Our bodies and brains are wired to react to high stress situations as a safety net. If our brain perceives a threat, it signals the amygdala, body’s “alarm” system, which tells our body to act without thinking. The amygdala responds to situations with the fight, flight, freeze response. This is to protect us, but our stress receptors cannot distinguish between real dangers or false dangers. In everyday parenting, our stress response often gets triggered unnecessarily by events that are not actually life threatening. Our bodies are reacting to our kid spilling cereal all over the floor in the same way we would react if we were being chased by a bear.
These tips from Janine Francolini, Founder of the Flawless Foundation, are a good reminder of ways we can talk to our children about stressful things going on in the news cycle.
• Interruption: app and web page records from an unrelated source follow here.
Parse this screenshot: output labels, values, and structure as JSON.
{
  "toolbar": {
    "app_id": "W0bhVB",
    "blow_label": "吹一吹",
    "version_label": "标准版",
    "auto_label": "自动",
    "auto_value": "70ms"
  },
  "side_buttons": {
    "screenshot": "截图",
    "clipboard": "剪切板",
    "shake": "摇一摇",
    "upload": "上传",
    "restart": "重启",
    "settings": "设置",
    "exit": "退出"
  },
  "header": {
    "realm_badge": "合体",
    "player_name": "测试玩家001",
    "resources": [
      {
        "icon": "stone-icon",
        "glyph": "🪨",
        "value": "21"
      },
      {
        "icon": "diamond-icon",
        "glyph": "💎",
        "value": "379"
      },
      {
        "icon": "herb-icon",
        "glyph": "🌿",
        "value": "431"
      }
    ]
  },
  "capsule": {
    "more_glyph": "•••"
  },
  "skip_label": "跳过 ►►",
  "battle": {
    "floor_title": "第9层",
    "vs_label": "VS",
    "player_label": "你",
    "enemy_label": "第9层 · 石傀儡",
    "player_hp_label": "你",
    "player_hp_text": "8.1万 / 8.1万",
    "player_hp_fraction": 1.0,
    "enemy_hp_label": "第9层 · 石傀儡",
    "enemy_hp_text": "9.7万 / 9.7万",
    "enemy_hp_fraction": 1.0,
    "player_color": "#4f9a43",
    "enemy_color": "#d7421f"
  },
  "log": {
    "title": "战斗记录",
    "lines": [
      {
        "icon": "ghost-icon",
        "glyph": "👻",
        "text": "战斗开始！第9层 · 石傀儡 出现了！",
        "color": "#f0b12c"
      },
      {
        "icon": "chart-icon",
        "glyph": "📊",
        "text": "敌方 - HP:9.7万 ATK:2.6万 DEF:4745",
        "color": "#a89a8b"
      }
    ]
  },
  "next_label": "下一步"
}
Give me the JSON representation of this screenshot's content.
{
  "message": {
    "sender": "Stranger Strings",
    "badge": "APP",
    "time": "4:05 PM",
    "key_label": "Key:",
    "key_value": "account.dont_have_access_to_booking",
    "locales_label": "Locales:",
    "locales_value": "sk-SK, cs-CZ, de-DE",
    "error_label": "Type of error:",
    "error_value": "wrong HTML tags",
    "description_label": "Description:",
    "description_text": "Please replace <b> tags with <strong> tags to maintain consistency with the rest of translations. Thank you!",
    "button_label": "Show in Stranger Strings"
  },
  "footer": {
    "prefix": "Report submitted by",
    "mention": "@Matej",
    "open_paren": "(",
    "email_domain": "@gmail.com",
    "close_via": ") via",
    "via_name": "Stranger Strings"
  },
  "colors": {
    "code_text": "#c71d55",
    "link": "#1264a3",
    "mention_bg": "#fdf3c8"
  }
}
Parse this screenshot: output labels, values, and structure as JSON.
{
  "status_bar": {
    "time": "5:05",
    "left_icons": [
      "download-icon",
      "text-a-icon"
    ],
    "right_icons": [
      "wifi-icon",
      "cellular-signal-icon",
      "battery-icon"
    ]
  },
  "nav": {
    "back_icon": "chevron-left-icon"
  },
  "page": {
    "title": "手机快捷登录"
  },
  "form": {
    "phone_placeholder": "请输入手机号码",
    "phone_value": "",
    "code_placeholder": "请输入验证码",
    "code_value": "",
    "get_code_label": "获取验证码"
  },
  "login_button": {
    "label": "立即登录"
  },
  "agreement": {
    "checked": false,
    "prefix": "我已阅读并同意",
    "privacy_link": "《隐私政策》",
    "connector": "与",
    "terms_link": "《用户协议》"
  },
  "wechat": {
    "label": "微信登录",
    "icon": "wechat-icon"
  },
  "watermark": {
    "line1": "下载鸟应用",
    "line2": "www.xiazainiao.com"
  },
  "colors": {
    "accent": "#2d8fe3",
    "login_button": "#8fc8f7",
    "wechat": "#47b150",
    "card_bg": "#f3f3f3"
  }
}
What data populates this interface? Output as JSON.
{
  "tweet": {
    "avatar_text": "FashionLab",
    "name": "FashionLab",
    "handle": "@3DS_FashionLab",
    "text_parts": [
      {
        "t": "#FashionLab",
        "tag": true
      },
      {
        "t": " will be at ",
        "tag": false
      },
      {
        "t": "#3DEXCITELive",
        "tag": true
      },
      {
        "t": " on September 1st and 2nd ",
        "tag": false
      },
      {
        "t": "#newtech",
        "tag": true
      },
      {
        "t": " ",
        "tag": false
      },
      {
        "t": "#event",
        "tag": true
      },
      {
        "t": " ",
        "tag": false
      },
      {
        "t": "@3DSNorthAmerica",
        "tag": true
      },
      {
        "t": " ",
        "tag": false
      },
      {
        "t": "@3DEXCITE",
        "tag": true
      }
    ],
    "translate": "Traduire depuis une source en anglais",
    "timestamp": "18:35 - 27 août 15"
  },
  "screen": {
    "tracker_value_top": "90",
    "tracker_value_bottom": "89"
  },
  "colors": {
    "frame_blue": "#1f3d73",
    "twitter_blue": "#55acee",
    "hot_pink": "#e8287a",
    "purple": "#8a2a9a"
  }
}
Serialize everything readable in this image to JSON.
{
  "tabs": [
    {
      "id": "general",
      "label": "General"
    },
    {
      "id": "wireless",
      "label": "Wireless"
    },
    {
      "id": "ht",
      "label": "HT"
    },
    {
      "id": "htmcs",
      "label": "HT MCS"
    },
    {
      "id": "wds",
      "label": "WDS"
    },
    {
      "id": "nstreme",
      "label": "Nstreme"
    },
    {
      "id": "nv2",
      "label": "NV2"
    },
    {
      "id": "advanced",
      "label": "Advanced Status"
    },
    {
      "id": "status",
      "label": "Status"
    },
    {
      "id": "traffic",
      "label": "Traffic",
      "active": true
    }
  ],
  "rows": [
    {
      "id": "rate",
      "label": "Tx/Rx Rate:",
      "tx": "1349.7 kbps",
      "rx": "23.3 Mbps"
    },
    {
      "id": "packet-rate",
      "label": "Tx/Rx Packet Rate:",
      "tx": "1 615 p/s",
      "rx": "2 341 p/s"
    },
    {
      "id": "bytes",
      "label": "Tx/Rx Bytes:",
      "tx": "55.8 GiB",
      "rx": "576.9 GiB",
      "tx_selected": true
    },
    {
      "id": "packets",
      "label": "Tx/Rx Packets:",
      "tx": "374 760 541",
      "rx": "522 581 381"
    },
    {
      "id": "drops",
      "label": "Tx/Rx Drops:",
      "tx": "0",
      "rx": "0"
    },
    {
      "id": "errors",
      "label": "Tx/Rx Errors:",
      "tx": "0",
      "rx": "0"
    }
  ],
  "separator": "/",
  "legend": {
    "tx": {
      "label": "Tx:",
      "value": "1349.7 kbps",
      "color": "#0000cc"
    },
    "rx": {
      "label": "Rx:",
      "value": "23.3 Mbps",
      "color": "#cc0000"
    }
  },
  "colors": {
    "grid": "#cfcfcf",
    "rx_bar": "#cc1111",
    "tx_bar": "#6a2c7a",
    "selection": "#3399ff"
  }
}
In a world consumed by technology and the pressure to boost children’s academic standings, perhaps it’s time for American parents to ask the questions posed by Linda Åkeson McGurk, a Swedish-American journalist...
Children need sleep, plain and simple. We all do. Without enough sleep, we get cranky and, with time, unhealthy. But for children, it’s especially important because the effects of sleep deprivation can lead to lifelong problems.
What makes school mornings so hard? “They’re kind of like a perfect storm,” says David Anderson, PhD, senior director of the ADHD and Disruptive Behavior Disorders Center at the Child Mind Institute.
“You have a number of things that have to get done,” he explains, “and there’s also a time limit.” Add to this the fact that parents sometimes feel their kids don’t appreciate the ticking clock while they’re trying to get everyone to school and work and you’ve got a pressure cooker that can, at its worst, lead to yelling, tears, and forgotten lunches.
Nothing is more important to parents than to have a good relationship with the teachers of their children at the start of another school year.Teachers also realize that involving parents in teaching children has a big payoff. They are encouraged to meet parents early and to contact one another the minute they see the need.
In recent years, school curricula in the United States have shifted heavily toward common core subjects of reading and math, but what about the arts? Although some may regard art education as a luxury, simple creative activities are some of the building blocks of child development. Learning to create and appreciate visual aesthetics may be more important than ever to the development of the next generation of children as they grow up.
Katherine Reynolds Lewis looks at how negative consequences, timeouts, and punishment just make bad behavior worse. But a new approach really works. Check out the article here.
There are many reasons to encourage optimism in our children, including long-lasting positive affects on their mental and physical well-being. (Did you know optimists are much more likely to live past 100?) But how do you go about raising an optimist? Put these six tips into practice, for starters, and watch the positive benefits extend to the rest of your household.
You want your child to be curious, right? Of course you do! After all, curiosity is the drive to gather new information and experiences and it’s at the very heart of learning. Studies show that kids who exhibit a higher level of curiosity are at an advantage at school and beyond, benefitting socially, emotionally, psychologically, and intellectually.
Take back family time and set an example for your kids by creating tech-free zones in the most important areas of your life.
You're sitting down to dinner and -- buzz, buzz! -- your phone starts vibrating. You're driving your kid to practice and -- beep, beep! -- a call comes in. You're tucking your kid into bed and -- squawk, squawk! -- an app begs to be played. It never fails: Technology interrupts our most treasured family moments.